It turns out that unboxing is not as simple as I had assumed. Actually, I never thought about it that much, because the other techniques got most of my attention - so much to do, and so little time. I decided to look into unboxing in depth, because of some undesirable interaction with the iterative analysis (e.g. having to use separate contours for lists with boxed and lists with unboxed integers.)
In the end, I concluded that creating good unboxing support is probably going to take more than just a few days, and, as I don't really have the time for this at the moment, I decided that I will disable the partial unboxing analysis that I have for now. That does not mean no unboxing can be performed: all integers and floats will be unboxed, and a warning will be given whenever they are confused with a pointer type. So for now, it will be the programmer's task not to add such confusions. Templates etc. will still work.
What will not work for now, then, are container objects with integers/floats and pointer types in the same slot, and passing integers/floats into arguments with a pointer type default (such as range(a,b=None) - we will have to provide two builtin C++ functions for this case.) As the latter can't be supported efficiently anyway without generating multiple function duplicates with different defaults, and mixing integers and pointer types for example in a list container is often not a very nice programming style, I feel the compiler could still be pretty useful.

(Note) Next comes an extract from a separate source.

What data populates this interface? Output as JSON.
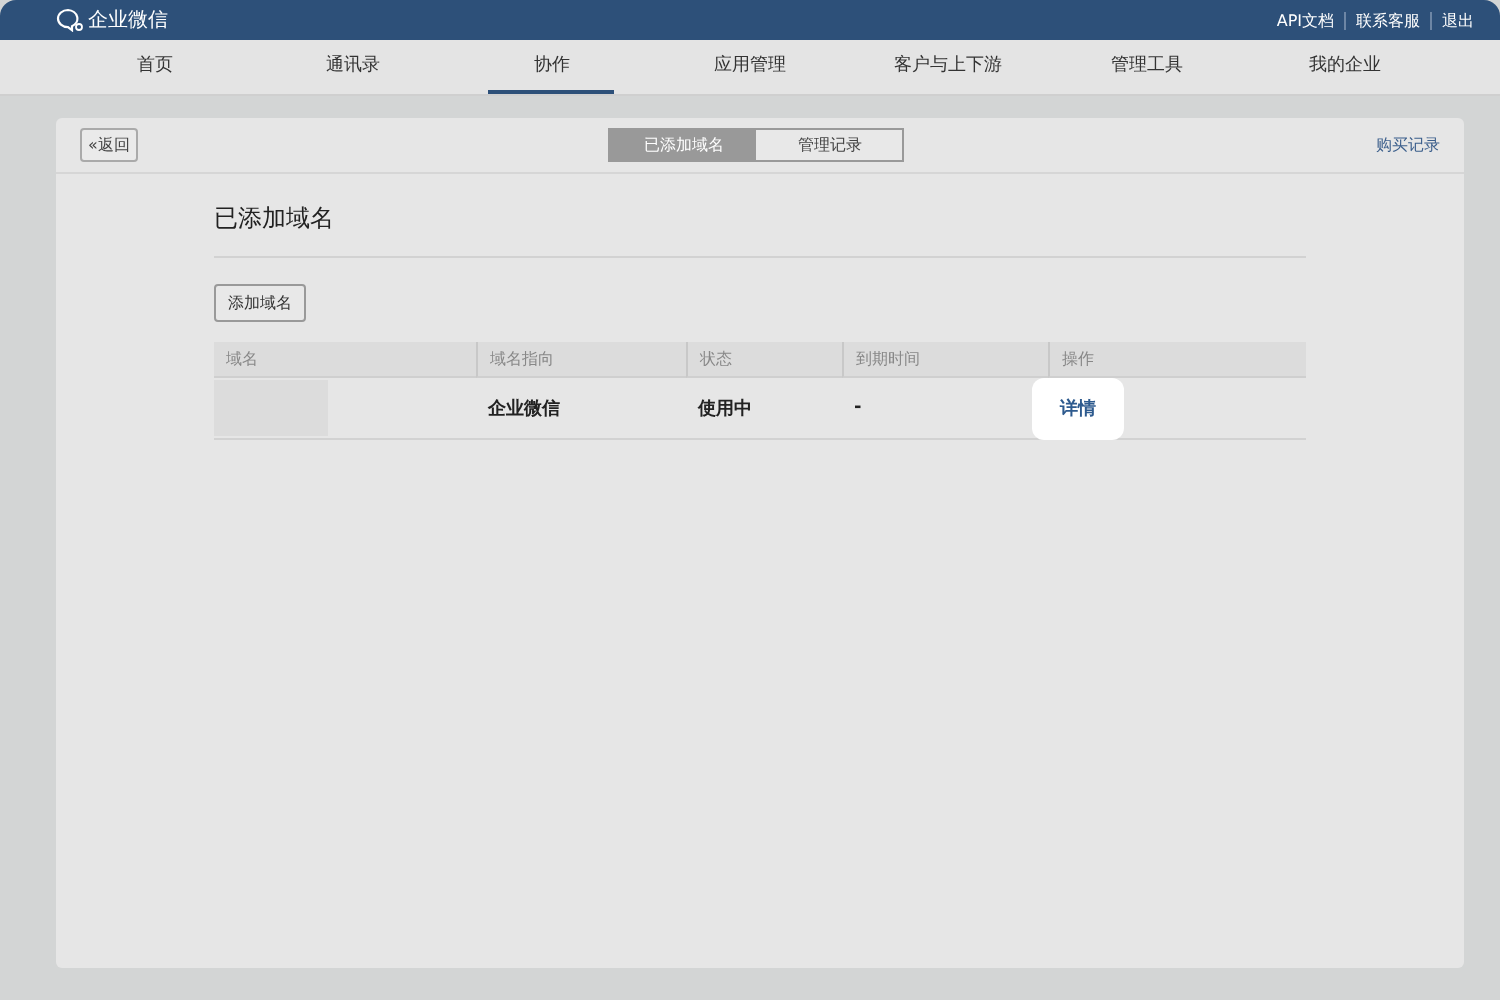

It's always a bad feeling to have to add restrictions to the types of programs the compiler can handle, but hopefully this one will be temporary. In any case, it can still be used to compile programs written in a C++-style to C++. Although this might not sound very impressive, being able to use Python syntax in writing highly efficient programs would still be pretty cool :D